> _PROBLEM DESCRIPTION_:
Copy the following data exactly and drop the pictures.
[[ DATASET ENTRIES open ]]
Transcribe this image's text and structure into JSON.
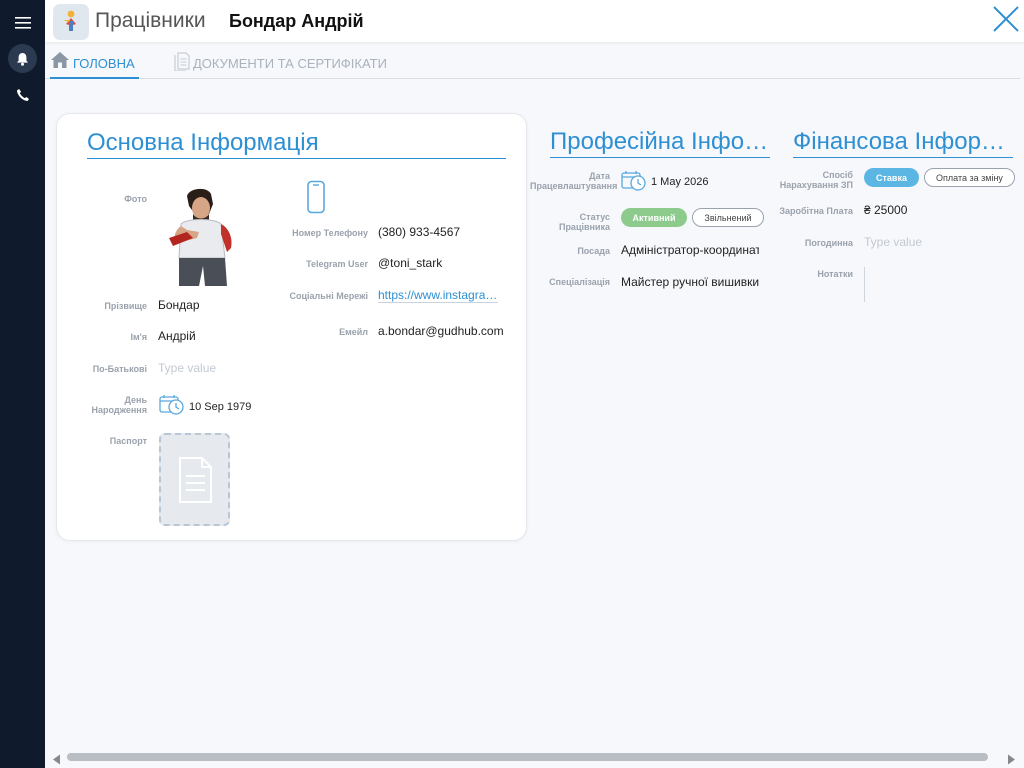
{
  "header": {
    "app_title": "Працівники",
    "person_name": "Бондар Андрій"
  },
  "tabs": [
    {
      "label": "ГОЛОВНА"
    },
    {
      "label": "ДОКУМЕНТИ ТА СЕРТИФІКАТИ"
    }
  ],
  "basic": {
    "title": "Основна Інформація",
    "photo_label": "Фото",
    "surname_label": "Прізвище",
    "surname": "Бондар",
    "name_label": "Ім'я",
    "name": "Андрій",
    "patronymic_label": "По-Батькові",
    "patronymic_placeholder": "Type value",
    "birthday_label": "День Народження",
    "birthday": "10 Sep 1979",
    "passport_label": "Паспорт",
    "phone_label": "Номер Телефону",
    "phone": "(380) 933-4567",
    "telegram_label": "Telegram User",
    "telegram": "@toni_stark",
    "social_label": "Соціальні Мережі",
    "social": "https://www.instagram.com/",
    "email_label": "Емейл",
    "email": "a.bondar@gudhub.com"
  },
  "professional": {
    "title": "Професійна Інформація",
    "hire_date_label": "Дата Працевлаштування",
    "hire_date": "1 May 2026",
    "status_label": "Статус Працівника",
    "status_active": "Активний",
    "status_fired": "Звільнений",
    "position_label": "Посада",
    "position": "Адміністратор-координатор",
    "specialization_label": "Спеціалізація",
    "specialization": "Майстер ручної вишивки"
  },
  "financial": {
    "title": "Фінансова Інформація",
    "method_label": "Спосіб Нарахування ЗП",
    "method_rate": "Ставка",
    "method_shift": "Оплата за зміну",
    "salary_label": "Заробітна Плата",
    "salary": "₴ 25000",
    "hourly_label": "Погодинна",
    "hourly_placeholder": "Type value",
    "notes_label": "Нотатки"
  },
  "colors": {
    "accent": "#2e8fd3",
    "sidebar": "#0f1b2c",
    "status_green": "#8ccb8c",
    "pill_blue": "#5bb6e4"
  },
  "icons": [
    "menu-icon",
    "bell-icon",
    "phone-icon",
    "close-icon",
    "home-icon",
    "document-icon",
    "mobile-phone-icon",
    "calendar-clock-icon",
    "arrow-left-icon",
    "arrow-right-icon"
  ]
}
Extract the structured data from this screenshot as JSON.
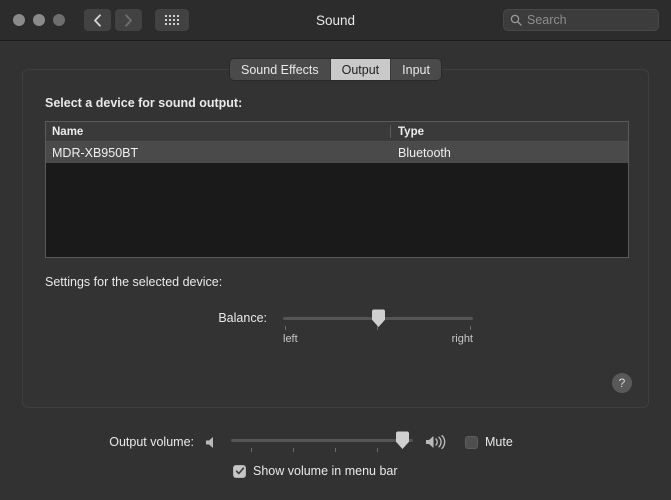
{
  "window": {
    "title": "Sound",
    "traffic_lights": [
      "close",
      "minimize",
      "maximize"
    ]
  },
  "toolbar": {
    "back_icon": "chevron-left-icon",
    "forward_icon": "chevron-right-icon",
    "grid_icon": "show-all-grid-icon",
    "search": {
      "icon": "search-icon",
      "placeholder": "Search",
      "value": ""
    }
  },
  "tabs": [
    {
      "label": "Sound Effects",
      "active": false
    },
    {
      "label": "Output",
      "active": true
    },
    {
      "label": "Input",
      "active": false
    }
  ],
  "output_pane": {
    "device_prompt": "Select a device for sound output:",
    "table": {
      "columns": [
        "Name",
        "Type"
      ],
      "rows": [
        {
          "name": "MDR-XB950BT",
          "type": "Bluetooth",
          "selected": true
        }
      ]
    },
    "settings_label": "Settings for the selected device:",
    "balance": {
      "label": "Balance:",
      "left_label": "left",
      "right_label": "right",
      "value_percent": 50
    },
    "help_button": "?"
  },
  "footer": {
    "output_volume_label": "Output volume:",
    "low_volume_icon": "speaker-low-icon",
    "high_volume_icon": "speaker-high-icon",
    "volume_percent": 94,
    "mute": {
      "label": "Mute",
      "checked": false
    },
    "show_in_menu_bar": {
      "label": "Show volume in menu bar",
      "checked": true
    }
  },
  "colors": {
    "window_bg": "#323232",
    "titlebar_bg": "#2c2c2c",
    "panel_bg": "#333333",
    "list_bg": "#1a1a1a",
    "selected_row": "#4a4a4a",
    "active_tab": "#c9c9c9",
    "text": "#e9e9e9"
  }
}
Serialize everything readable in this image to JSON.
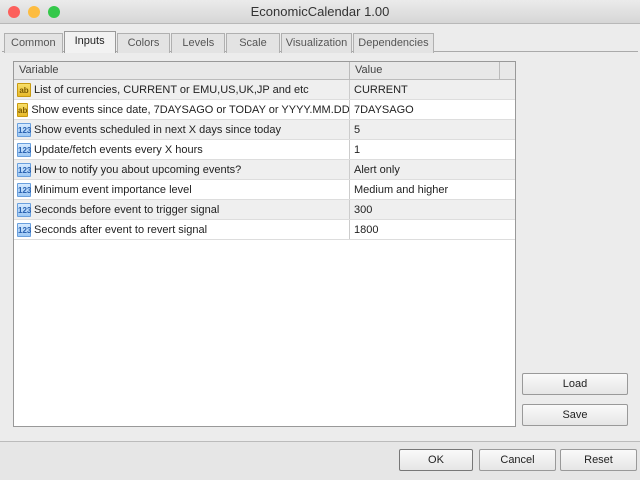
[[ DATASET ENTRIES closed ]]
> _ANSWER TO THIS EXERCISE_:
Transcribe this image's text and structure into JSON.
{
  "header": {
    "app_title": "Працівники",
    "person_name": "Бондар Андрій"
  },
  "tabs": [
    {
      "label": "ГОЛОВНА"
    },
    {
      "label": "ДОКУМЕНТИ ТА СЕРТИФІКАТИ"
    }
  ],
  "basic": {
    "title": "Основна Інформація",
    "photo_label": "Фото",
    "surname_label": "Прізвище",
    "surname": "Бондар",
    "name_label": "Ім'я",
    "name": "Андрій",
    "patronymic_label": "По-Батькові",
    "patronymic_placeholder": "Type value",
    "birthday_label": "День Народження",
    "birthday": "10 Sep 1979",
    "passport_label": "Паспорт",
    "phone_label": "Номер Телефону",
    "phone": "(380) 933-4567",
    "telegram_label": "Telegram User",
    "telegram": "@toni_stark",
    "social_label": "Соціальні Мережі",
    "social": "https://www.instagram.com/",
    "email_label": "Емейл",
    "email": "a.bondar@gudhub.com"
  },
  "professional": {
    "title": "Професійна Інформація",
    "hire_date_label": "Дата Працевлаштування",
    "hire_date": "1 May 2026",
    "status_label": "Статус Працівника",
    "status_active": "Активний",
    "status_fired": "Звільнений",
    "position_label": "Посада",
    "position": "Адміністратор-координатор",
    "specialization_label": "Спеціалізація",
    "specialization": "Майстер ручної вишивки"
  },
  "financial": {
    "title": "Фінансова Інформація",
    "method_label": "Спосіб Нарахування ЗП",
    "method_rate": "Ставка",
    "method_shift": "Оплата за зміну",
    "salary_label": "Заробітна Плата",
    "salary": "₴ 25000",
    "hourly_label": "Погодинна",
    "hourly_placeholder": "Type value",
    "notes_label": "Нотатки"
  },
  "colors": {
    "accent": "#2e8fd3",
    "sidebar": "#0f1b2c",
    "status_green": "#8ccb8c",
    "pill_blue": "#5bb6e4"
  },
  "icons": [
    "menu-icon",
    "bell-icon",
    "phone-icon",
    "close-icon",
    "home-icon",
    "document-icon",
    "mobile-phone-icon",
    "calendar-clock-icon",
    "arrow-left-icon",
    "arrow-right-icon"
  ]
}
Extract the structured data from this screenshot as JSON.
{
  "window": {
    "title": "Sound",
    "traffic_lights": [
      "close",
      "minimize",
      "maximize"
    ]
  },
  "toolbar": {
    "back_icon": "chevron-left-icon",
    "forward_icon": "chevron-right-icon",
    "grid_icon": "show-all-grid-icon",
    "search": {
      "icon": "search-icon",
      "placeholder": "Search",
      "value": ""
    }
  },
  "tabs": [
    {
      "label": "Sound Effects",
      "active": false
    },
    {
      "label": "Output",
      "active": true
    },
    {
      "label": "Input",
      "active": false
    }
  ],
  "output_pane": {
    "device_prompt": "Select a device for sound output:",
    "table": {
      "columns": [
        "Name",
        "Type"
      ],
      "rows": [
        {
          "name": "MDR-XB950BT",
          "type": "Bluetooth",
          "selected": true
        }
      ]
    },
    "settings_label": "Settings for the selected device:",
    "balance": {
      "label": "Balance:",
      "left_label": "left",
      "right_label": "right",
      "value_percent": 50
    },
    "help_button": "?"
  },
  "footer": {
    "output_volume_label": "Output volume:",
    "low_volume_icon": "speaker-low-icon",
    "high_volume_icon": "speaker-high-icon",
    "volume_percent": 94,
    "mute": {
      "label": "Mute",
      "checked": false
    },
    "show_in_menu_bar": {
      "label": "Show volume in menu bar",
      "checked": true
    }
  },
  "colors": {
    "window_bg": "#323232",
    "titlebar_bg": "#2c2c2c",
    "panel_bg": "#333333",
    "list_bg": "#1a1a1a",
    "selected_row": "#4a4a4a",
    "active_tab": "#c9c9c9",
    "text": "#e9e9e9"
  }
}
Serialize everything readable in this image to JSON.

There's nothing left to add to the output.